Our cousin owns the factory back home that makes it. That makes the molokhia, the bamia [okra.] It tastes almost fresh. I had fresh molokhia when I went back home, and it didn't taste that different.
NB: It was good, but it wasn't a make it or break it. It was greener.
SI: So when you get a fresh molokhia, what does it look like?
NB: Spinach. A leafy situation.
YB: The spinach has a stem and one leaf. This one has a stem and many leaves. Oh, almost like mint. But longer stems. The trick is, you kind of rip the green leaves. You don't want any stems in it.
NB: It's also because that's bitter too. It's texture and a bad taste.
YB: And that's where it gets the sliminess from too.
NB: It is slimy. There's no getting around it.
SI: Is it sometimes served as rabbit as well?
YB: Yes! Not long ago, I invited family, and I made it with rabbit and chicken. 40 some people.
SI: And is the molokhia ever used in other dishes?
YB: No. This is it. No one has it other than that. Every kid is raised with this. The moment you can eat solid foods, this is it.
NB: It's the green soup.
YB: Not everyone can like it. Everyone likes koshari. But not everybody can eat the molokhia.
SI: The koshari is such a comfort food.
YB: This is poor people food. The ingredients are really cheap. It's not like meat; it's not like fish.
SI: When would you eat koshari in the course of the day?
YB: Lunch usually. Lunch is the main thing. And the plate that you eat it in. What would you call that here?
NB: It's equivalent to stainless steel mixing bowl.

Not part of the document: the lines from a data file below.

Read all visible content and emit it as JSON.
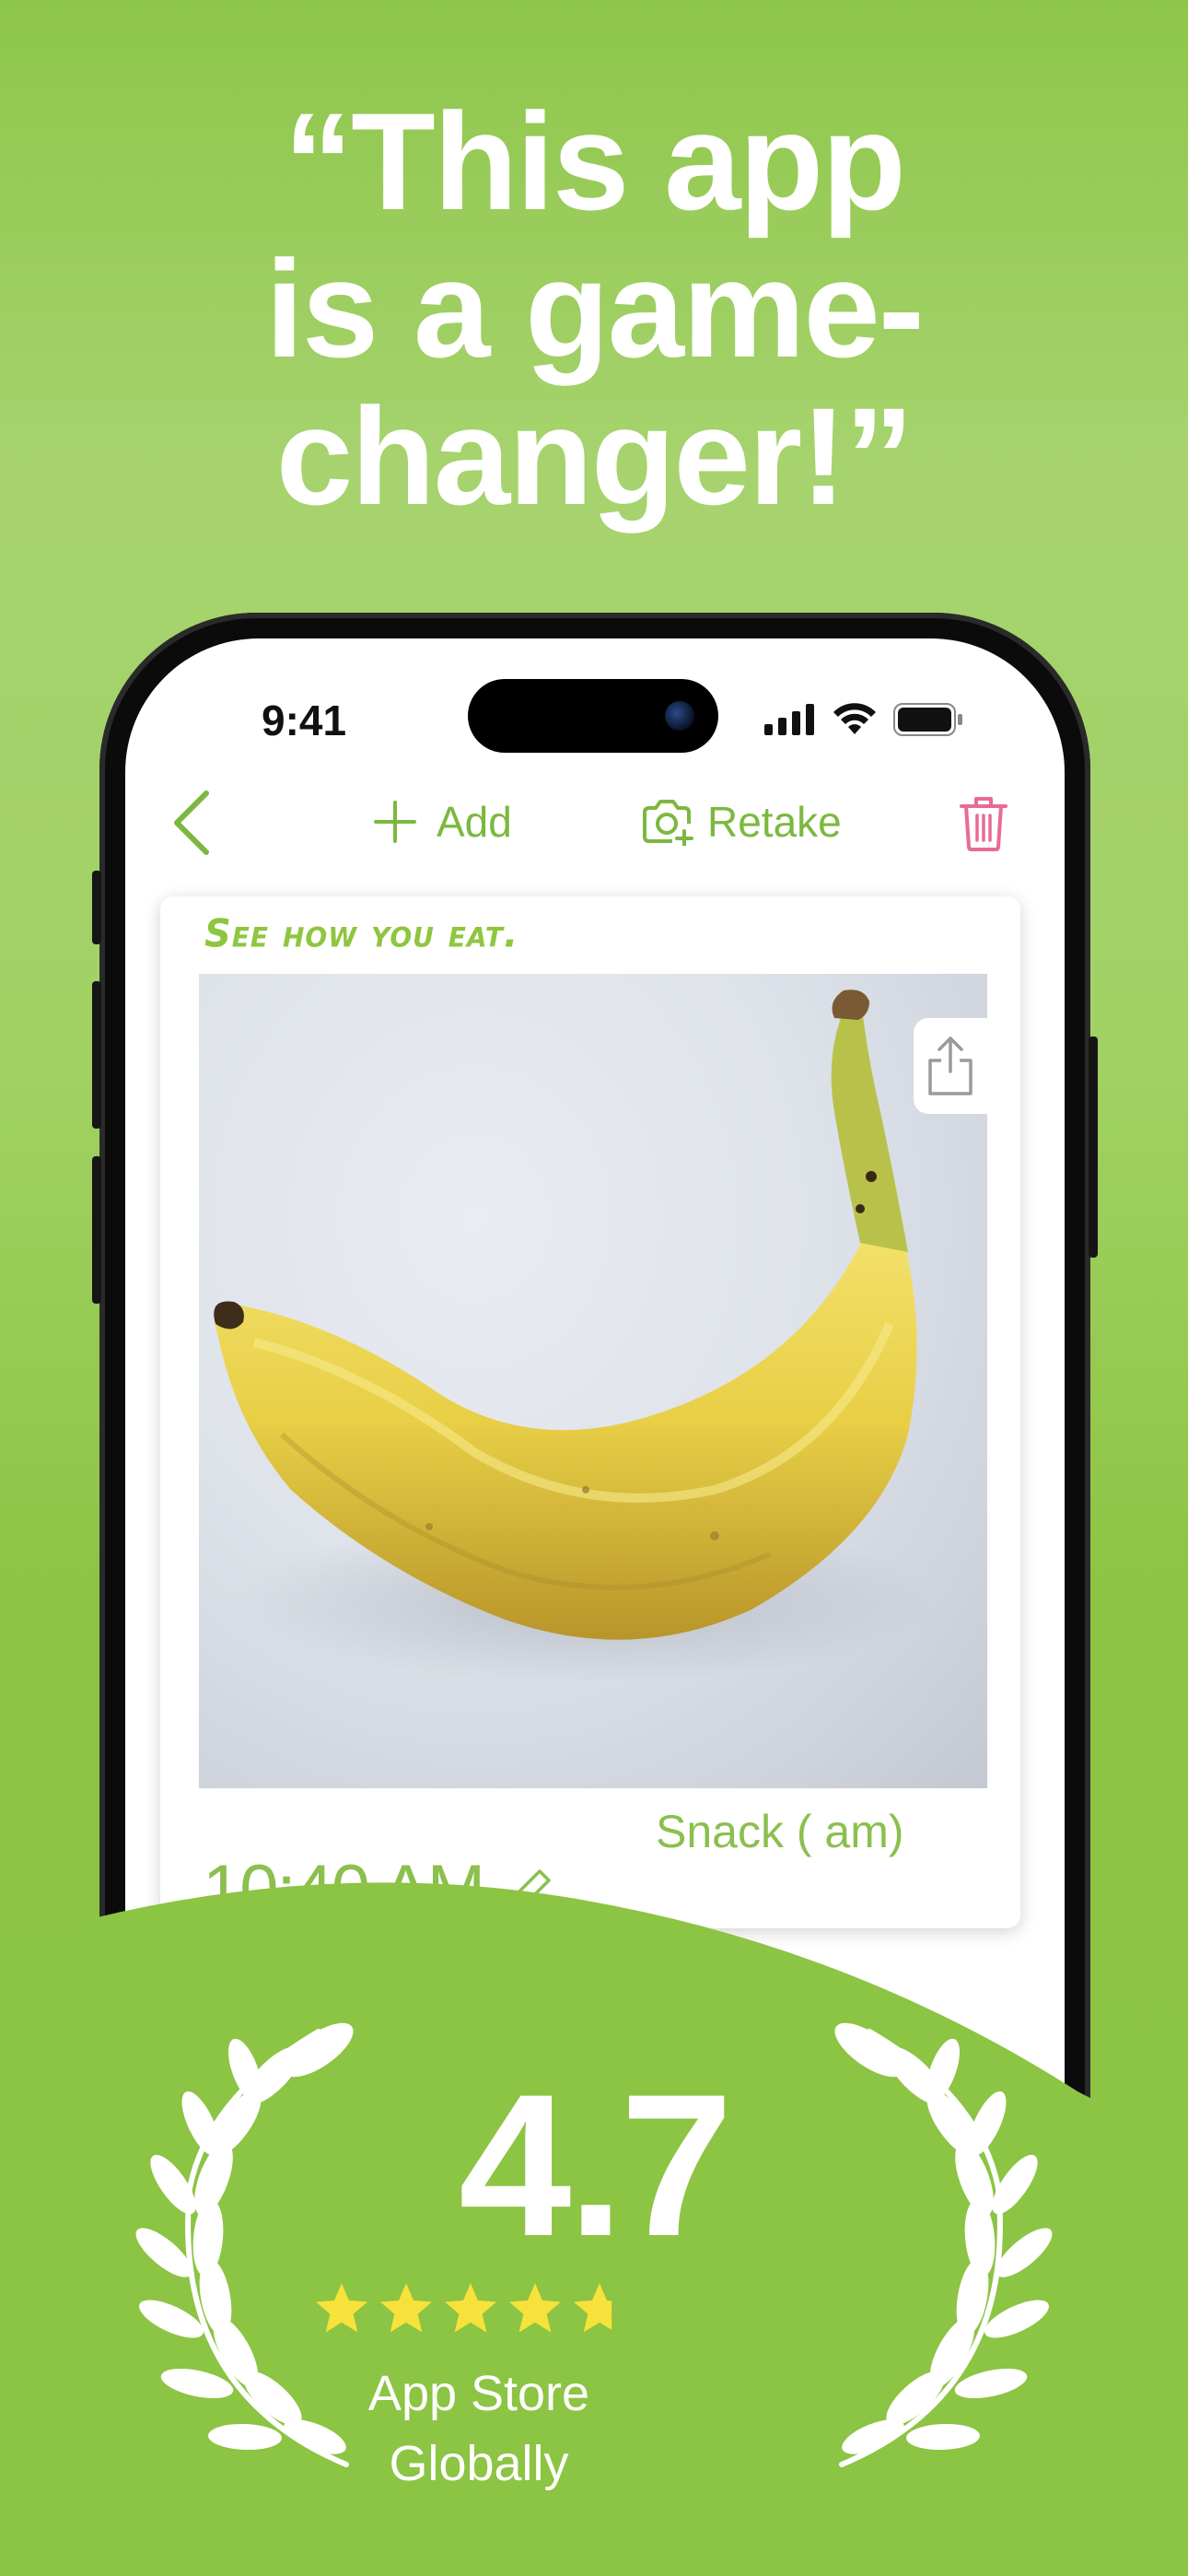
{
  "headline": {
    "line1": "“This app",
    "line2": "is a game-",
    "line3": "changer!”"
  },
  "status_bar": {
    "time": "9:41"
  },
  "nav": {
    "add_label": "Add",
    "retake_label": "Retake"
  },
  "card": {
    "brand": "See how you eat.",
    "time": "10:40 AM",
    "meal": "Snack ( am)"
  },
  "rating": {
    "value": "4.7",
    "stars": 4.7,
    "line1": "App Store",
    "line2": "Globally"
  },
  "colors": {
    "background": "#8cc443",
    "accent_green": "#7cb83f",
    "trash_pink": "#e96b93",
    "star_yellow": "#f7e23b"
  }
}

And there's that portion, and then there's something called a kamalla, and they give it to you in a bag and it's the continuation of your first plate.
YB: It's always served in a big bowl. And these places, that's all they do is koshari. It's just a shop for koshari. There would be a window, and there would be big trays that have the koshari assembled. One big one, it would have the rice and the lentils in it. Just like we have it. And then they assemble it and go. And assemble it and go.
NB: There's also carts that make them in plastic bags.
SI: So it's kind of a street food?
NB: Mmm hmm.
YB: Not only cheap ingredients, but it's filling.
NB: You could feed an army with it. You make one big pot and you feed fifteen people with it, and it's easy.
YB: And I'll tell you one thing, you put the koshari plate among kabob and other things and it will be the first to go. Everybody reaches out for that. Kabob, anybody can make. Anybody can have at any time.
SI: Why do you think Egyptian food isn't as well known in the U.S. as other Middle Eastern cuisines?
NB: There are not too many Egyptian restaurants because there are not too many people who can master it.
YB: It's very involved cooking. There are a lot of steps. Like I was trying to condense the recipe for you just one plate. And you see the work that is involved.
NB: Also a lot of the traditional foods, it's common to eat them at home. You don't go to a restaurant to eat them, you know? Whereas, the basics, the kabobs, the hummus, the whatever, you can eat that anywhere and it could be identified as anything. But these foods, first of all, you don't eat them alone. It's a feast situation. And secondly, it's hard to make. And coming from an Egyptian, you're skeptical to another Egyptian. People are like, “You really have koshari?” Then when they taste it, they're like, “This is like my mom's.” And they're like shocked.
We are so fortunate. We get a lot of the single men that are out here studying, and they're like, “Oh my God, this totally reminds me of back home.”